Yale University School of Nursing is collaborating with local high schools to create an interactive internet program, called Health-e-Teen, to focus on how healthy eating and physical activity can prevent obesity and type 2 diabetes.
Read similar story on Health-e-Teen in the Yale Daily News.
YSN Dean and Professor Margaret Grey, DrPH, RN, FAAN, and Associate Professor, Robin Whittemore, PhD, APRN, received nearly $1 million in funding from the National Institutes of Health for the research study "Reducing Obesity and Diabetes in High Risk Youth." The two-year study will compare the effectiveness of two interactive web-based educational programs aimed at reducing obesity among teens at risk for type 2 diabetes.
“This grant has allowed us to build on some previous work in the schools to reduce the risk of diabetes with a more traditional program,” Dean Grey commented. “In this study, the programs are innovative and reflect the needs of today’s youth, and we are working with each faculty to assure that the programs are a fit with school activities.”
“Health-e-Teen has great potential to engage teens in learning about the importance of healthy eating and physical activity,” Dr. Whittemore stated.
Career High School, West Haven High School, and New Haven Academy are all participating in the interactive program, and 10th grade students have been asked to join from each school. The program uses a reality television format, including a cast of teens who creatively present content and challenges of eating healthy and staying fit.

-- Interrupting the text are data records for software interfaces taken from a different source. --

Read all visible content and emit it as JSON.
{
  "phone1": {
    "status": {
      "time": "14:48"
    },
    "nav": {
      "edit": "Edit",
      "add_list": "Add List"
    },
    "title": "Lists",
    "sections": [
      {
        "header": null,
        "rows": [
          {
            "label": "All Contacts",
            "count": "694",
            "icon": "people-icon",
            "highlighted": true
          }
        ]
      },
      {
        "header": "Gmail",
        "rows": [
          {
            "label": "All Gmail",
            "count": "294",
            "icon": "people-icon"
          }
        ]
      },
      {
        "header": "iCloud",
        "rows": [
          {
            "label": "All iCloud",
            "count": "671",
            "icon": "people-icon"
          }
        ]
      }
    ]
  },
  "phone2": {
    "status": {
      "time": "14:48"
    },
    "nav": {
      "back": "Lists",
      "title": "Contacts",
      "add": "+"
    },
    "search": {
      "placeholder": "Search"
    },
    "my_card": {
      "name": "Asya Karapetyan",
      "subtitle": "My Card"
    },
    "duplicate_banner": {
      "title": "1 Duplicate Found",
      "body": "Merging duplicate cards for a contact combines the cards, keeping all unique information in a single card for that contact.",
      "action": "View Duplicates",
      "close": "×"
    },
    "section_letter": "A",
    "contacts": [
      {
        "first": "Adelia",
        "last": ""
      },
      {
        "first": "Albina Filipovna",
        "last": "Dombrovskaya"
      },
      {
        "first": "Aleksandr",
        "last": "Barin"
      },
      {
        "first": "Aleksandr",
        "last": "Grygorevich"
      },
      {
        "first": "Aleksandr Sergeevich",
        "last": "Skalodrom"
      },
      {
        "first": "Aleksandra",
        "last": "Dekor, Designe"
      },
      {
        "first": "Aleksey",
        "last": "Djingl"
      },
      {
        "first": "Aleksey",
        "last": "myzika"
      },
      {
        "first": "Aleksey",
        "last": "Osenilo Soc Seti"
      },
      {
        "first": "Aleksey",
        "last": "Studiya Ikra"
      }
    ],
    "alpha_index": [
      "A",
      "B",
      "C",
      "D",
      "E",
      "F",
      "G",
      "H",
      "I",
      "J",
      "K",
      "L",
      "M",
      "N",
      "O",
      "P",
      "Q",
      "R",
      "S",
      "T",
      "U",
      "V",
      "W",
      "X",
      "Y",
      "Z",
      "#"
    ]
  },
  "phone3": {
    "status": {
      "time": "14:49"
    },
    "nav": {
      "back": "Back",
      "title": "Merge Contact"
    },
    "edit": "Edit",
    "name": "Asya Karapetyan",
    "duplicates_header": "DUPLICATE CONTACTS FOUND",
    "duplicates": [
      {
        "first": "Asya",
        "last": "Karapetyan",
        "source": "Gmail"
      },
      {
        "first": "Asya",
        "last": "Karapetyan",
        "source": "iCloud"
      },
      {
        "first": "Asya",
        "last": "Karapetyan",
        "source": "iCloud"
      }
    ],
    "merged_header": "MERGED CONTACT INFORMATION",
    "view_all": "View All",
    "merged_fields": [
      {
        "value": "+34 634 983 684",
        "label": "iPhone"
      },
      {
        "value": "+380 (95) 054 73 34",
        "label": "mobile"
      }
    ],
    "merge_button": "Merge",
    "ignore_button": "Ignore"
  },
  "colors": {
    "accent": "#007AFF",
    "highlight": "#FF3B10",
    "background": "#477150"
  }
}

There will be eight interactive healthy eating and physical activity lessons and four interactive lessons on coping skills for teenagers. As a part of each lesson, students will watch videos, hear commentary by the cast, and partake in self-assessment and non-graded quizzes.
The goal of the study, which has started recruiting and is set to start-up in the classrooms in early November, is to compare the educational program to similar teaching that includes a coping skills program. The two studies will be measured by the improvement in health outcomes such as Body Mass Index (BMI), nutrition, physical activity, and sedentary behavior.